What you will do ▸
Retype the whole listing that follows, line for line.
### Data shown
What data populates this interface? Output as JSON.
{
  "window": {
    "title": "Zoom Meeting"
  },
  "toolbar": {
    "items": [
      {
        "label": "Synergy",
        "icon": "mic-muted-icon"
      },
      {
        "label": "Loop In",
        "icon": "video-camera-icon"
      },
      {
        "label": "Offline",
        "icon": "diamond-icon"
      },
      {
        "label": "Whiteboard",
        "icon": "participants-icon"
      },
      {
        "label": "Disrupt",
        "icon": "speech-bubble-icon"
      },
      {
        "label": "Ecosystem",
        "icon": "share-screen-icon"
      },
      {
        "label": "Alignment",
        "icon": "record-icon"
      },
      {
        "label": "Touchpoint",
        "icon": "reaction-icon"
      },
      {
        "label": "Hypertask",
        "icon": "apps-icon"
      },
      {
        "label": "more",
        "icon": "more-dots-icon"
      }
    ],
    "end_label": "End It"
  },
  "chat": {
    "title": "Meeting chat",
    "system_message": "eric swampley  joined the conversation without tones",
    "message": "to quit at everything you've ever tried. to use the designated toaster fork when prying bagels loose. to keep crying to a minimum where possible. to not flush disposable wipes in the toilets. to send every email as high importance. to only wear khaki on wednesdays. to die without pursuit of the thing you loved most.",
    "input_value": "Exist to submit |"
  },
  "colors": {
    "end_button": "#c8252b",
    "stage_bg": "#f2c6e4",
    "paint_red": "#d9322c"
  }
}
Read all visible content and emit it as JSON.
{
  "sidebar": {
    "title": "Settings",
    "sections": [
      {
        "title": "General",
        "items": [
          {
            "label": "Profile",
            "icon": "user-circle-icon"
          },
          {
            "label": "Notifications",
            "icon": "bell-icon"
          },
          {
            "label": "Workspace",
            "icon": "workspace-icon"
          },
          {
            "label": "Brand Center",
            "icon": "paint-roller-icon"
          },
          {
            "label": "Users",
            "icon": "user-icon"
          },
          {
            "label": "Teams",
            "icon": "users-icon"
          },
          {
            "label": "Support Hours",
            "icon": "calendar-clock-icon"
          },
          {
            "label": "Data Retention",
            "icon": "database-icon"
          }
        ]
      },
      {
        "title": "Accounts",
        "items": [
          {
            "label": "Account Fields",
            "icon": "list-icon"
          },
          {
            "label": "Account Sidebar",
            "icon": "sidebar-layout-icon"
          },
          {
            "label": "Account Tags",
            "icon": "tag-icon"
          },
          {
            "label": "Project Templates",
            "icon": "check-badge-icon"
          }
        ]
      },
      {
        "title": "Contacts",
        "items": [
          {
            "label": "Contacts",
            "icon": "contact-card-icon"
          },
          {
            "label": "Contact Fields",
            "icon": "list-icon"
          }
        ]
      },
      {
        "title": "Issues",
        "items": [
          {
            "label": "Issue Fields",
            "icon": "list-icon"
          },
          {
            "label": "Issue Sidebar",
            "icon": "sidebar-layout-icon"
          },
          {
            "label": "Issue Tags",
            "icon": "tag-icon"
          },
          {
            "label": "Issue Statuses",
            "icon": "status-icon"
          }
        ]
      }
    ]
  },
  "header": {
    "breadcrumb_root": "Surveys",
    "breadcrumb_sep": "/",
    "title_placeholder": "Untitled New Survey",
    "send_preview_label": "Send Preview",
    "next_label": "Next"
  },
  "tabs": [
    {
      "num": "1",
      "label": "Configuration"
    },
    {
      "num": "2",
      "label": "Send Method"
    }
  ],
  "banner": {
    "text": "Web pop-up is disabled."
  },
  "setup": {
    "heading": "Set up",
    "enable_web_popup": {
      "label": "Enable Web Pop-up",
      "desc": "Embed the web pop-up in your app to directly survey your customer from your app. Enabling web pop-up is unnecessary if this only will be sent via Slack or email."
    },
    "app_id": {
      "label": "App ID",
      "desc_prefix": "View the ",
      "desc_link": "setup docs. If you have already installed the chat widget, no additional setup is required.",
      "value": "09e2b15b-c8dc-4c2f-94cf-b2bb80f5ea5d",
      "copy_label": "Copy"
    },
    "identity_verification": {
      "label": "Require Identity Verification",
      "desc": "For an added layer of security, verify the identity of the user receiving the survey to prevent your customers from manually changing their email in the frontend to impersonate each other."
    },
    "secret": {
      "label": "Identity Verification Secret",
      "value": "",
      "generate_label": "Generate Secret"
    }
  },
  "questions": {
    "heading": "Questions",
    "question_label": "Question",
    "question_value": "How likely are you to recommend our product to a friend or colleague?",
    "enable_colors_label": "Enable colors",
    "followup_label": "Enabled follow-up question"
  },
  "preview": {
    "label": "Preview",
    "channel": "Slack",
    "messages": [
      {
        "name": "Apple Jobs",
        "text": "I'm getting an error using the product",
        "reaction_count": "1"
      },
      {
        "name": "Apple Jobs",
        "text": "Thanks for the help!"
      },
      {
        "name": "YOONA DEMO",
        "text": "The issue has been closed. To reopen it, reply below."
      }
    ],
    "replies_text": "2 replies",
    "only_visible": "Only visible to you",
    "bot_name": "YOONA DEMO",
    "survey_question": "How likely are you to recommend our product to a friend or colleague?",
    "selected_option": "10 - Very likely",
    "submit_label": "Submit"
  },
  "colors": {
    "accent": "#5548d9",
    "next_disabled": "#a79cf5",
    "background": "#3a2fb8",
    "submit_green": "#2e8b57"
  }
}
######
Exercise result ▸
What data populates this interface? Output as JSON.
{
  "window": {
    "title": "Zoom Meeting"
  },
  "toolbar": {
    "items": [
      {
        "label": "Synergy",
        "icon": "mic-muted-icon"
      },
      {
        "label": "Loop In",
        "icon": "video-camera-icon"
      },
      {
        "label": "Offline",
        "icon": "diamond-icon"
      },
      {
        "label": "Whiteboard",
        "icon": "participants-icon"
      },
      {
        "label": "Disrupt",
        "icon": "speech-bubble-icon"
      },
      {
        "label": "Ecosystem",
        "icon": "share-screen-icon"
      },
      {
        "label": "Alignment",
        "icon": "record-icon"
      },
      {
        "label": "Touchpoint",
        "icon": "reaction-icon"
      },
      {
        "label": "Hypertask",
        "icon": "apps-icon"
      },
      {
        "label": "more",
        "icon": "more-dots-icon"
      }
    ],
    "end_label": "End It"
  },
  "chat": {
    "title": "Meeting chat",
    "system_message": "eric swampley  joined the conversation without tones",
    "message": "to quit at everything you've ever tried. to use the designated toaster fork when prying bagels loose. to keep crying to a minimum where possible. to not flush disposable wipes in the toilets. to send every email as high importance. to only wear khaki on wednesdays. to die without pursuit of the thing you loved most.",
    "input_value": "Exist to submit |"
  },
  "colors": {
    "end_button": "#c8252b",
    "stage_bg": "#f2c6e4",
    "paint_red": "#d9322c"
  }
}
Read all visible content and emit it as JSON.
{
  "sidebar": {
    "title": "Settings",
    "sections": [
      {
        "title": "General",
        "items": [
          {
            "label": "Profile",
            "icon": "user-circle-icon"
          },
          {
            "label": "Notifications",
            "icon": "bell-icon"
          },
          {
            "label": "Workspace",
            "icon": "workspace-icon"
          },
          {
            "label": "Brand Center",
            "icon": "paint-roller-icon"
          },
          {
            "label": "Users",
            "icon": "user-icon"
          },
          {
            "label": "Teams",
            "icon": "users-icon"
          },
          {
            "label": "Support Hours",
            "icon": "calendar-clock-icon"
          },
          {
            "label": "Data Retention",
            "icon": "database-icon"
          }
        ]
      },
      {
        "title": "Accounts",
        "items": [
          {
            "label": "Account Fields",
            "icon": "list-icon"
          },
          {
            "label": "Account Sidebar",
            "icon": "sidebar-layout-icon"
          },
          {
            "label": "Account Tags",
            "icon": "tag-icon"
          },
          {
            "label": "Project Templates",
            "icon": "check-badge-icon"
          }
        ]
      },
      {
        "title": "Contacts",
        "items": [
          {
            "label": "Contacts",
            "icon": "contact-card-icon"
          },
          {
            "label": "Contact Fields",
            "icon": "list-icon"
          }
        ]
      },
      {
        "title": "Issues",
        "items": [
          {
            "label": "Issue Fields",
            "icon": "list-icon"
          },
          {
            "label": "Issue Sidebar",
            "icon": "sidebar-layout-icon"
          },
          {
            "label": "Issue Tags",
            "icon": "tag-icon"
          },
          {
            "label": "Issue Statuses",
            "icon": "status-icon"
          }
        ]
      }
    ]
  },
  "header": {
    "breadcrumb_root": "Surveys",
    "breadcrumb_sep": "/",
    "title_placeholder": "Untitled New Survey",
    "send_preview_label": "Send Preview",
    "next_label": "Next"
  },
  "tabs": [
    {
      "num": "1",
      "label": "Configuration"
    },
    {
      "num": "2",
      "label": "Send Method"
    }
  ],
  "banner": {
    "text": "Web pop-up is disabled."
  },
  "setup": {
    "heading": "Set up",
    "enable_web_popup": {
      "label": "Enable Web Pop-up",
      "desc": "Embed the web pop-up in your app to directly survey your customer from your app. Enabling web pop-up is unnecessary if this only will be sent via Slack or email."
    },
    "app_id": {
      "label": "App ID",
      "desc_prefix": "View the ",
      "desc_link": "setup docs. If you have already installed the chat widget, no additional setup is required.",
      "value": "09e2b15b-c8dc-4c2f-94cf-b2bb80f5ea5d",
      "copy_label": "Copy"
    },
    "identity_verification": {
      "label": "Require Identity Verification",
      "desc": "For an added layer of security, verify the identity of the user receiving the survey to prevent your customers from manually changing their email in the frontend to impersonate each other."
    },
    "secret": {
      "label": "Identity Verification Secret",
      "value": "",
      "generate_label": "Generate Secret"
    }
  },
  "questions": {
    "heading": "Questions",
    "question_label": "Question",
    "question_value": "How likely are you to recommend our product to a friend or colleague?",
    "enable_colors_label": "Enable colors",
    "followup_label": "Enabled follow-up question"
  },
  "preview": {
    "label": "Preview",
    "channel": "Slack",
    "messages": [
      {
        "name": "Apple Jobs",
        "text": "I'm getting an error using the product",
        "reaction_count": "1"
      },
      {
        "name": "Apple Jobs",
        "text": "Thanks for the help!"
      },
      {
        "name": "YOONA DEMO",
        "text": "The issue has been closed. To reopen it, reply below."
      }
    ],
    "replies_text": "2 replies",
    "only_visible": "Only visible to you",
    "bot_name": "YOONA DEMO",
    "survey_question": "How likely are you to recommend our product to a friend or colleague?",
    "selected_option": "10 - Very likely",
    "submit_label": "Submit"
  },
  "colors": {
    "accent": "#5548d9",
    "next_disabled": "#a79cf5",
    "background": "#3a2fb8",
    "submit_green": "#2e8b57"
  }
}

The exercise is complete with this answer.